Rated 4 out of 5 by from Holy Creepy! wow...I started this book last night and didn't put it down until it was done. It's a quick read and rightly aimed at the middle school audience, but don't be fooled, it's appealing to a much wider age range. On the surface it's a story about creepy bugs having way more power than anyone would be comfortable with, but dig a little deeper and you realize that Opel is challenging his readers to consider some tough ethical questions. What would you be willing to pay to achieve perfection? What is normal? Who decides what behaviour is acceptable? Does family happiness depend on "normal" or "perfect" members? This is a thrilling read that successfully challenges the validity of societies definition of normal.
Date published: 2015-11-22

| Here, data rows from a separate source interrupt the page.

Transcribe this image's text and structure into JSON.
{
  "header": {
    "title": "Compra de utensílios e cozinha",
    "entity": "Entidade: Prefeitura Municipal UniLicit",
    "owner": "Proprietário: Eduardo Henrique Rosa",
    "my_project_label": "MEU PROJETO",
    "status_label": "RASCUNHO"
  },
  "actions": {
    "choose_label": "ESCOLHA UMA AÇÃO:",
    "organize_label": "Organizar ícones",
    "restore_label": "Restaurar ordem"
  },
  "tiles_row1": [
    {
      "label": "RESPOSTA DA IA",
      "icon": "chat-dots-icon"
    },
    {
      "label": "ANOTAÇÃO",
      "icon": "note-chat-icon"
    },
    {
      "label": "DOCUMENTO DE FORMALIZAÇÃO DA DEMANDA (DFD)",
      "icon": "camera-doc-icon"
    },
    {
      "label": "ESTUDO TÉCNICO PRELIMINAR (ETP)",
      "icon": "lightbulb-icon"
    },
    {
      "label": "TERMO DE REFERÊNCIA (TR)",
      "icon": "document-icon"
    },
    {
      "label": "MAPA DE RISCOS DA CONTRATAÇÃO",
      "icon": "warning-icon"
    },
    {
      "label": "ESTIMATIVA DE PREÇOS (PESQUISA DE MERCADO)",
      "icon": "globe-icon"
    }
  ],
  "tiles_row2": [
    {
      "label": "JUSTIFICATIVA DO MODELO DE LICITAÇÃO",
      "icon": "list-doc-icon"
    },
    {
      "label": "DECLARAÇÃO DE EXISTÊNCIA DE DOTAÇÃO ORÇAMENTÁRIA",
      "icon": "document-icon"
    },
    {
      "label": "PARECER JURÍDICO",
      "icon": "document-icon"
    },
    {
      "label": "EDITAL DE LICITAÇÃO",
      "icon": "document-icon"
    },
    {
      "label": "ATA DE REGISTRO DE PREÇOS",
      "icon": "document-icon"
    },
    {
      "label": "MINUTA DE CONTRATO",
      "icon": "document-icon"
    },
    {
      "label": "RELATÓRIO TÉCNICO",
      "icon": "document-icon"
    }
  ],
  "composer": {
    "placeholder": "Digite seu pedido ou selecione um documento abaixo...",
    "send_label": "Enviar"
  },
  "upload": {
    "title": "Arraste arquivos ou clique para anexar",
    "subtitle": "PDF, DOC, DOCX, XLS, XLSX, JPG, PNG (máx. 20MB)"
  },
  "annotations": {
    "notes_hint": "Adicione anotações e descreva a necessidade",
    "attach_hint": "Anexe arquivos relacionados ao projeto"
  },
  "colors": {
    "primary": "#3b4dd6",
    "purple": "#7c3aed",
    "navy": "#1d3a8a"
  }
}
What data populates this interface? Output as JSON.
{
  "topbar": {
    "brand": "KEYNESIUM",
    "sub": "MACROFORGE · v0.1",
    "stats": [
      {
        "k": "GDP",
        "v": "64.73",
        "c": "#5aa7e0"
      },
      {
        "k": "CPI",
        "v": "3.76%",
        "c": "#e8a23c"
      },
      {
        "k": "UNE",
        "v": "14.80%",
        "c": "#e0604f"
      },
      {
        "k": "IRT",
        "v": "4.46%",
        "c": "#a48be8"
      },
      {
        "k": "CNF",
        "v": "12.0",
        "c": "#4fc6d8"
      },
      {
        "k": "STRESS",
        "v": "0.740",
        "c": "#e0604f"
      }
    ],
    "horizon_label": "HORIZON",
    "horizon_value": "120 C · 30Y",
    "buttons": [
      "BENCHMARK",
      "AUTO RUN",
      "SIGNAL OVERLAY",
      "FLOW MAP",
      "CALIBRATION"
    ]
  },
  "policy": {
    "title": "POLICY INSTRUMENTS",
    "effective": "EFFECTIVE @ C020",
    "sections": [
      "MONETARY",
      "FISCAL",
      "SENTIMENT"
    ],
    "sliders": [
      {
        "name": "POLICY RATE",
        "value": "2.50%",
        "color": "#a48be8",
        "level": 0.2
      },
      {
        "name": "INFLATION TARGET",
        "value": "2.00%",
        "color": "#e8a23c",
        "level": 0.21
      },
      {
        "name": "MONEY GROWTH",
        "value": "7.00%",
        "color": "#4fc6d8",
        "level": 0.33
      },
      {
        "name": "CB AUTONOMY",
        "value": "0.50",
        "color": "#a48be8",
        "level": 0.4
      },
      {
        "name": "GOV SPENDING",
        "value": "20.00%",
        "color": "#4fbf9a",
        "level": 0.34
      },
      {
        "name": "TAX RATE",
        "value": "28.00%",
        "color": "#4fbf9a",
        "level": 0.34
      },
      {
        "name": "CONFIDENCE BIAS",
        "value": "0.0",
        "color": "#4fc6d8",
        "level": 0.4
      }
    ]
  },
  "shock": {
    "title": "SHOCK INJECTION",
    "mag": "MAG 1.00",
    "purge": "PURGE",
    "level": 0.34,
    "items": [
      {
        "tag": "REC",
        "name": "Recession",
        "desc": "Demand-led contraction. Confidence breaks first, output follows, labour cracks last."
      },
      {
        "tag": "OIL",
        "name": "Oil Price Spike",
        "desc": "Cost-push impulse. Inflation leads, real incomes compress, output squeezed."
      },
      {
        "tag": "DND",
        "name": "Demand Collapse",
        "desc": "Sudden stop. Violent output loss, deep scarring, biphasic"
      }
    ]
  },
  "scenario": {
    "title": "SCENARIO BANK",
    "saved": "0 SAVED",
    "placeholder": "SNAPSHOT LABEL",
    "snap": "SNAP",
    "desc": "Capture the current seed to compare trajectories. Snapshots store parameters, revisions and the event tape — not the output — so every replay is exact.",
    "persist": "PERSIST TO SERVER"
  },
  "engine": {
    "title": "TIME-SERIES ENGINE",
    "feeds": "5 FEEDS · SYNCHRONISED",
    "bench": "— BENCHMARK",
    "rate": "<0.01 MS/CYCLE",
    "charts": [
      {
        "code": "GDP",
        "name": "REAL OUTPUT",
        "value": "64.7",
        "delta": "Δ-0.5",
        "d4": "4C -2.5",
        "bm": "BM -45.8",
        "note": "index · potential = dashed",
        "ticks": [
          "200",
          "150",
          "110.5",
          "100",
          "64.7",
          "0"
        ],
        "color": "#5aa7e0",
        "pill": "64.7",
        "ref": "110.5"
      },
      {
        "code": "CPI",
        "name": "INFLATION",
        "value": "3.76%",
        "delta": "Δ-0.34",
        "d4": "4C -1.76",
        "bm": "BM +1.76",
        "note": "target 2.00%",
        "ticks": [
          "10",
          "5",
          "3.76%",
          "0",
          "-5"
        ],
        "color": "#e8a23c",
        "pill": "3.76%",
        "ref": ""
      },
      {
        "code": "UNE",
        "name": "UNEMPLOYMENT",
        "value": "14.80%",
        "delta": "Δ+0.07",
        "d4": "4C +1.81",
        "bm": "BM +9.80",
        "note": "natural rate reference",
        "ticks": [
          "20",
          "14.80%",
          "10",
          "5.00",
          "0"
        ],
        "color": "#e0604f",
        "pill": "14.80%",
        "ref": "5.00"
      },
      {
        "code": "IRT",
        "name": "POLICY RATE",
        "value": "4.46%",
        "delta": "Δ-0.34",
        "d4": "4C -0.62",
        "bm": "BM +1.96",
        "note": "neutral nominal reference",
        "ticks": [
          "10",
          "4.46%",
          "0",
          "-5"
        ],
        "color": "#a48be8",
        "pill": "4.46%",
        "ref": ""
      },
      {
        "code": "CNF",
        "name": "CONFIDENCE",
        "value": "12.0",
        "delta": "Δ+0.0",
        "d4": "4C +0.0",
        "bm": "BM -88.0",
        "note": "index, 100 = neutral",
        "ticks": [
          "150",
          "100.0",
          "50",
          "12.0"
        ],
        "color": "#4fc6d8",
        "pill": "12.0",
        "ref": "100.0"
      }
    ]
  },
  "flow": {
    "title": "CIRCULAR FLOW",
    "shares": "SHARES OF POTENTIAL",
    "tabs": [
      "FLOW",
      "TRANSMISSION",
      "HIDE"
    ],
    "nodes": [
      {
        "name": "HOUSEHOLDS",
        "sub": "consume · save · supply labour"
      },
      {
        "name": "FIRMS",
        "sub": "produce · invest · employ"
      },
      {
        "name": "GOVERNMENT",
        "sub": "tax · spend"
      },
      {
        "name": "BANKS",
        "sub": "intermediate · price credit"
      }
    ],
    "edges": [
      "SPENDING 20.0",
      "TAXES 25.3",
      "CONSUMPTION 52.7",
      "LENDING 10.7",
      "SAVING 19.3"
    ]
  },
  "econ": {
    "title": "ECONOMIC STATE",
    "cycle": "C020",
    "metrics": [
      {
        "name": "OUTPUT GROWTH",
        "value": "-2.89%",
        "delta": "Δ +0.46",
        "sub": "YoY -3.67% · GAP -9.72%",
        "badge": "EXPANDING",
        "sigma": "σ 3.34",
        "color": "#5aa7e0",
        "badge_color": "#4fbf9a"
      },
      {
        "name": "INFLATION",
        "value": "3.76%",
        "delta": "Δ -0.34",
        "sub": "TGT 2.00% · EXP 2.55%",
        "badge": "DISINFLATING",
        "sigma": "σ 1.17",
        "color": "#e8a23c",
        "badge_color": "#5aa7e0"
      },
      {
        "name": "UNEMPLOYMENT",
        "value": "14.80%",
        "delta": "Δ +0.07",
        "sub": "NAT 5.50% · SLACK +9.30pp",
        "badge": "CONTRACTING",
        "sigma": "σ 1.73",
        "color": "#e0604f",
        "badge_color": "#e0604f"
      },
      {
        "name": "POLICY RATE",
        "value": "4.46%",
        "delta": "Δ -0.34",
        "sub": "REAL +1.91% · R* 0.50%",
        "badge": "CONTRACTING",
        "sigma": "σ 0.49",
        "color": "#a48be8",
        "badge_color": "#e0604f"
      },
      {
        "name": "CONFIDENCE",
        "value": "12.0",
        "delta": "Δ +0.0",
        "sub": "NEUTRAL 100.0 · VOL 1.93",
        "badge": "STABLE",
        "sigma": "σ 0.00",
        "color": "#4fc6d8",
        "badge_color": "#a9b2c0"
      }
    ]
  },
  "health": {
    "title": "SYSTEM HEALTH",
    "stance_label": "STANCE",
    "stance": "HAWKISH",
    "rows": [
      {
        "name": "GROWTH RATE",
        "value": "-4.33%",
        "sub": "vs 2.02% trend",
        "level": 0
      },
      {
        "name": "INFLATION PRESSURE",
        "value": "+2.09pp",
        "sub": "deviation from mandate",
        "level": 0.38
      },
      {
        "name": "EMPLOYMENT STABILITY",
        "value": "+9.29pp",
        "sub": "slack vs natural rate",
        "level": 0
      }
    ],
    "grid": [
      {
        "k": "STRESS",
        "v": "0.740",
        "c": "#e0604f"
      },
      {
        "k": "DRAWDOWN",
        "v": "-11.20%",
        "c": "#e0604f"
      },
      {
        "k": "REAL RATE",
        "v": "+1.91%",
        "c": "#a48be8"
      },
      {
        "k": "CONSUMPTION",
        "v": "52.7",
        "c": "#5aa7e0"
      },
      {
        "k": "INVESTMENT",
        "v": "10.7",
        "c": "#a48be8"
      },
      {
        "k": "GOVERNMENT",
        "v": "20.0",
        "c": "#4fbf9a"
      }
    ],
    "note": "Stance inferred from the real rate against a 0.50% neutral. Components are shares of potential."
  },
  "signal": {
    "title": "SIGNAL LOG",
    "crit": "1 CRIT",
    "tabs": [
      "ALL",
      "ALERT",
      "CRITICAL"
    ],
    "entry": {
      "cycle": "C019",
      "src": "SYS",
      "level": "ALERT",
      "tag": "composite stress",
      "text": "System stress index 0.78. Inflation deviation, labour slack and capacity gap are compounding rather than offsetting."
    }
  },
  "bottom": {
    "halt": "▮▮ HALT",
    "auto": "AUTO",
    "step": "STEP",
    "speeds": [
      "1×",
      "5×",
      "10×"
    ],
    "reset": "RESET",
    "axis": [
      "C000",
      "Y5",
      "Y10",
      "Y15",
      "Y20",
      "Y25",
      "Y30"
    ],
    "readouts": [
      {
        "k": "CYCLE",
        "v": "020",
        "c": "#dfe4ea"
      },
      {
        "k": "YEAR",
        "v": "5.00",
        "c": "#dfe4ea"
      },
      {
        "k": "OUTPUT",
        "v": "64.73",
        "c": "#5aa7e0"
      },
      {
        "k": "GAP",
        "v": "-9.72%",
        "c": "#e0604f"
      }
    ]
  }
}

Rated 3 out of 5 by from NOT THE BEES!!! Nicholas Cage: NOT THE BEES!!! Ok, fine, I know wasps are not the same as bees. But you get the idea... I hate buzzing insects to begin with, and now I'll never be able to look at wasps the same way again. "The Nest" reminded me a lot of Patrick Ness's A Monster Calls, from the creepiness of the story to the black charcoal-like illustrations. It works well for its audience as a middle-grade read but, surprisingly, is just as eerily enchanting for older audiences. It is, however, less memorable than "A Monster Calls" which leaves a lingering uneasiness that something is just creeping over your shoulder.
Date published: 2015-11-10
Rated 4 out of 5 by from Creep-tastic Kenneth Oppel makes your imagination run wild in this dark tale about a boy trying to save his sick baby brother. It evokes a feeling of unease in a slow-building way. Like reading a ghost story you heard around the camp-fire or in a closet with a flash light as a kid.
Date published: 2015-08-27
Rated 5 out of 5 by from Fantastic! What a fantastic book! Technically, this is a middle grade novel, but like Gaiman's Coraline, can be enjoyed by all ages. I was surprised how dark this story was and was actually on the edge of my seat to find out what happened. Loved it!
Date published: 2015-06-09

Editorial Reviews

“A masterpiece, and deeply heartening proof that two of our country’s best artists are continuing to take risks and grow artistically, even at the height of their careers.”